The Economist's globe-spanning scope, comprehensive analysis, and crushing, unflinching grasp on world economics make it required reading for people, people persons, and people-shaped cacti looking to stay up-to-date on world news, politics, and business. In addition to the weekly publications—including the magazine's 20+ Special Reports and its Technology Quarterly—subscribers to The Economist also receive special benefits, such as The World in 2012, a special annual volume that predicts trends for the coming year. Subscribers also get unrestricted access to the online site, with a fully searchable archive dating back to the Neolithic Internet era (1997), as well as free access to The Economist in audio, which includes the option to listen to digital recordings of all print articles or to download them as a weekly podcast. For updates on the go or “on the sitting down on a park bench enjoying the scenery,” access The Economist on an iPhone or iPad—every photo, article, and chart is delivered to subscribers' devices by Thursday at 4 p.m. EST.
Unlike summer etiquette lessons or math camp, four days of baseball keep kids active and healthy while teaching them social skills and confidence. Whether or not kids go on to become players, they’ll learn the importance of sportsmanship as the friendly instructors make each day fun. Balls-n-Strikes pairs one certified instructor to every six kids. This ensures that the game will not have to go into the 16th inning before your child gets a chance to bat, and also removes the need to make up additional outfield positions such as "assistant to the regional shortstop" and "human foul pole."
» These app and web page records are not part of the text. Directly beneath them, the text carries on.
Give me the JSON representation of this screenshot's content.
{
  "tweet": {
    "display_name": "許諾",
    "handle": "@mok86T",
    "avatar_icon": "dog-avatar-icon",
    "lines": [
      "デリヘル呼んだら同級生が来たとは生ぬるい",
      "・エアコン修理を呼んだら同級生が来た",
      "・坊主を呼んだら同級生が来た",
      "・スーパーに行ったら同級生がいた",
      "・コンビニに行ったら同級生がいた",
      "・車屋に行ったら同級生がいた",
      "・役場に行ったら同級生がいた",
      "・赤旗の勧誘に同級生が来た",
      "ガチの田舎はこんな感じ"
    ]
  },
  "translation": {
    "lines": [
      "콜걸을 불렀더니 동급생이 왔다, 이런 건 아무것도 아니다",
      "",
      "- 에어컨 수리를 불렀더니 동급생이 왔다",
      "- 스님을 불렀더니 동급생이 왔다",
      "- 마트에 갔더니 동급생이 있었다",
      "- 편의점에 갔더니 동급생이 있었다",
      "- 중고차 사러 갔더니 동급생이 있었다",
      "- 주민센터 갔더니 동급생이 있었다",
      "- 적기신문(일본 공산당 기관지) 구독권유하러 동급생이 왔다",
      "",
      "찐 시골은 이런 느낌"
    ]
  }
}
Regardless of the time of year or day of the week, visitors to St. Clair Tennis will find the same thing: open doors and a staff committed to healthy, active lifestyles. For more than four decades, the full-service tennis facility has provided community members with year-round opportunities to improve their skills on the court. Players young and old find programs and developmental clinics tailored to their needs, while the professional instructors also lead private and group lessons, where players can focus exclusively on their swing or practice their serving grunt until it's the perfect pitch.
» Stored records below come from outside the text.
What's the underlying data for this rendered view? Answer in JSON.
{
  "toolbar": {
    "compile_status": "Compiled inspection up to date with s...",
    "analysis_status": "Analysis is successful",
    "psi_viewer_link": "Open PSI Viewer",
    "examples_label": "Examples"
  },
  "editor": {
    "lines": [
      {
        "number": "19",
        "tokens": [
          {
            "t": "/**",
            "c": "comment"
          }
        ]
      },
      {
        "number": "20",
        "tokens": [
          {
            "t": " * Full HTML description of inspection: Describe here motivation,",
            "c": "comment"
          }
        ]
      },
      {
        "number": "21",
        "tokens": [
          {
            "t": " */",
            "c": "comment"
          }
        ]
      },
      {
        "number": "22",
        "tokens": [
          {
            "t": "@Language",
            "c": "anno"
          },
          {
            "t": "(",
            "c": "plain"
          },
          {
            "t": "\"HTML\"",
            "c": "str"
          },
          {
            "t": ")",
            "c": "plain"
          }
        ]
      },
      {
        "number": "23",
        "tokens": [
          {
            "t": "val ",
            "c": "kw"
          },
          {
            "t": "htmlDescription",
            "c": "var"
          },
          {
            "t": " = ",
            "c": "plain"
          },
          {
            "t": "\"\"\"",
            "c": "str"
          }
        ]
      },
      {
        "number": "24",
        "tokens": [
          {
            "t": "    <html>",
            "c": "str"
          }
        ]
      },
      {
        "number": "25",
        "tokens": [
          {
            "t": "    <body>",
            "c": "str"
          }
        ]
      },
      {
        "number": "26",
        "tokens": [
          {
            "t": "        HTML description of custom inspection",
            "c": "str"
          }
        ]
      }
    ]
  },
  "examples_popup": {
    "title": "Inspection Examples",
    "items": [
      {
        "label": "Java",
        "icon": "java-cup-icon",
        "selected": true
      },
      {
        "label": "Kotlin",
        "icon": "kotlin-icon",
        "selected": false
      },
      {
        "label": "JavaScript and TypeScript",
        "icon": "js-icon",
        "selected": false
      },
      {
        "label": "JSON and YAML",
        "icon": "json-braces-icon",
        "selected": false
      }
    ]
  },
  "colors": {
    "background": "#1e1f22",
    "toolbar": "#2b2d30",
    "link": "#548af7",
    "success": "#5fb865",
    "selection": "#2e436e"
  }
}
A collaboration between Gold's Gym, Title Boxing Club, local cycling studio St. Louis Spinning, and cavernous climbing gym Upper Limits, Bring the Heat poses a challenge that demands unwavering endurance and focus. From the starting date, each participant has one month to conquer 20 visits, whether they're open workout sessions or classes. At the end, all cards with the full 20 punches are entered into a drawing for a three-month gym membership.